### WHAT THE TASK ASKS
In the entries below, filter for the word "title" and copy every matching line.

** EXERCISE MATERIALS follows **

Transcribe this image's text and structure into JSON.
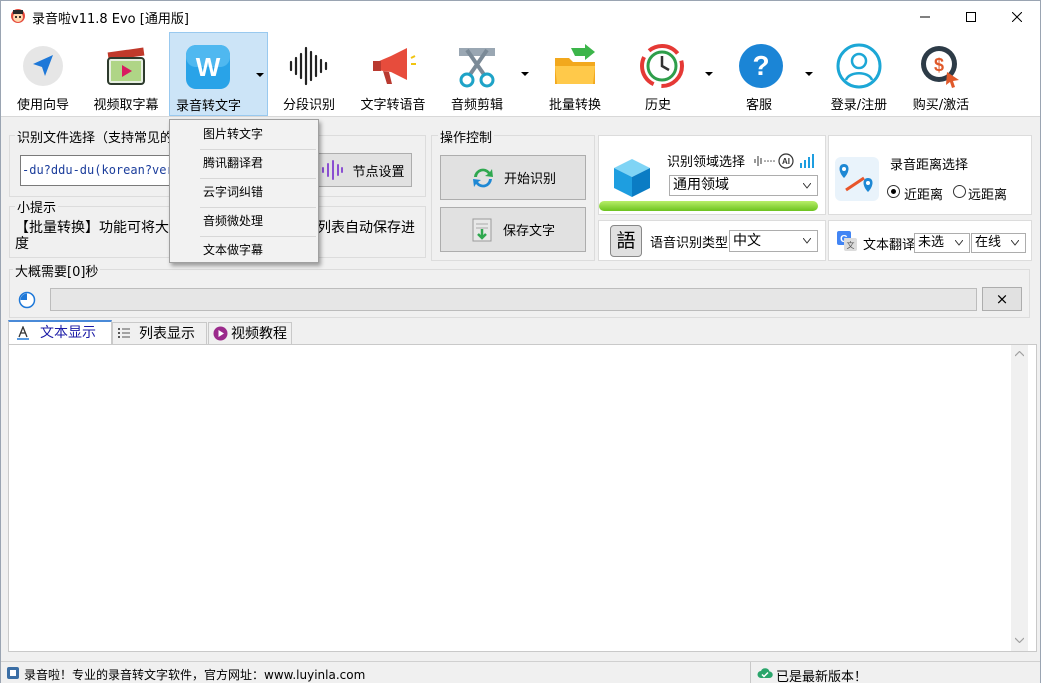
{
  "window": {
    "title": "录音啦v11.8 Evo [通用版]",
    "minimize_icon": "minimize-icon",
    "maximize_icon": "maximize-icon",
    "close_icon": "close-icon"
  },
  "toolbar": {
    "items": [
      {
        "label": "使用向导",
        "icon": "navigation-arrow-icon"
      },
      {
        "label": "视频取字幕",
        "icon": "video-film-icon"
      },
      {
        "label": "录音转文字",
        "icon": "w-logo-icon"
      },
      {
        "label": "分段识别",
        "icon": "waveform-icon"
      },
      {
        "label": "文字转语音",
        "icon": "megaphone-icon"
      },
      {
        "label": "音频剪辑",
        "icon": "scissors-icon"
      },
      {
        "label": "批量转换",
        "icon": "folder-arrow-icon"
      },
      {
        "label": "历史",
        "icon": "history-clock-icon"
      },
      {
        "label": "客服",
        "icon": "help-question-icon"
      },
      {
        "label": "登录/注册",
        "icon": "user-icon"
      },
      {
        "label": "购买/激活",
        "icon": "purchase-coin-icon"
      }
    ]
  },
  "dropdown_menu": {
    "items": [
      "图片转文字",
      "腾讯翻译君",
      "云字词纠错",
      "音频微处理",
      "文本做字幕"
    ]
  },
  "file_select": {
    "title": "识别文件选择（支持常见的音",
    "value": "-du?ddu-du(korean?ver",
    "node_button": "节点设置"
  },
  "tips": {
    "title": "小提示",
    "line1_left": "【批量转换】功能可将大",
    "line1_right": "列表自动保存进",
    "line2": "度"
  },
  "operation": {
    "title": "操作控制",
    "start_button": "开始识别",
    "save_button": "保存文字"
  },
  "domain": {
    "label": "识别领域选择",
    "selected": "通用领域",
    "ai_badge": "AI"
  },
  "distance": {
    "label": "录音距离选择",
    "options": [
      "近距离",
      "远距离"
    ],
    "selected": "近距离"
  },
  "language": {
    "label": "语音识别类型",
    "selected": "中文",
    "icon_char": "語"
  },
  "translate": {
    "label": "文本翻译",
    "option1": "未选",
    "option2": "在线"
  },
  "progress": {
    "label": "大概需要[0]秒",
    "value": 0,
    "clear_button": "×"
  },
  "tabs": [
    "文本显示",
    "列表显示",
    "视频教程"
  ],
  "status": {
    "left": "录音啦！专业的录音转文字软件，官方网址：www.luyinla.com",
    "right": "已是最新版本！"
  },
  "colors": {
    "accent": "#0078d7",
    "active_tool_bg": "#cce4f7",
    "progress_green": "#7fd22a"
  }
}
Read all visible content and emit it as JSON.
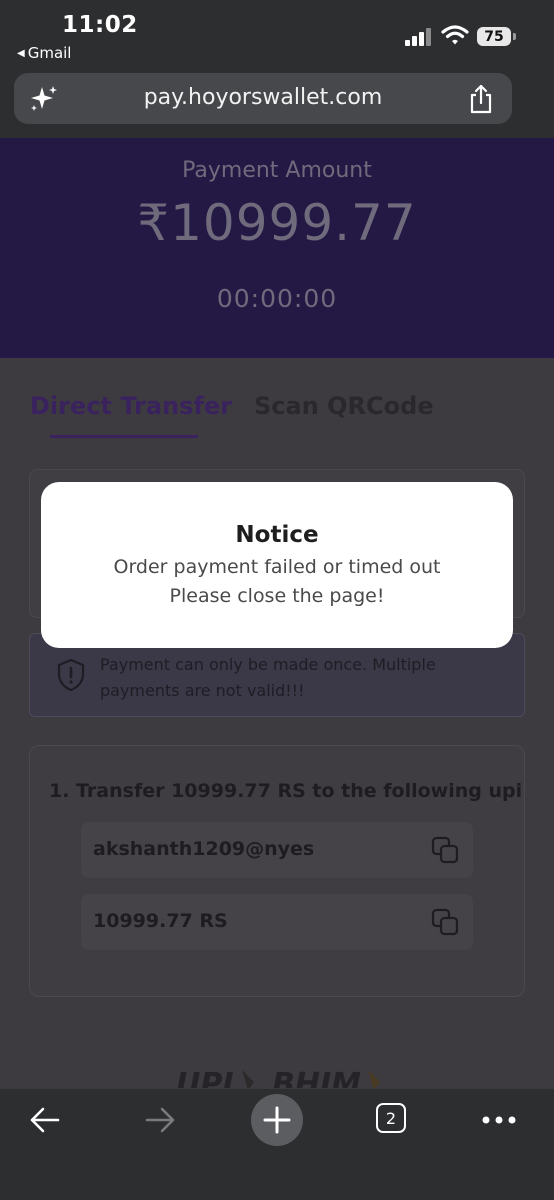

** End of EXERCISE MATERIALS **

### OUTPUT OF THE TASK
    "title": "录音啦v11.8 Evo [通用版]",
    "title": "识别文件选择（支持常见的音",
    "title": "小提示",
    "title": "操作控制",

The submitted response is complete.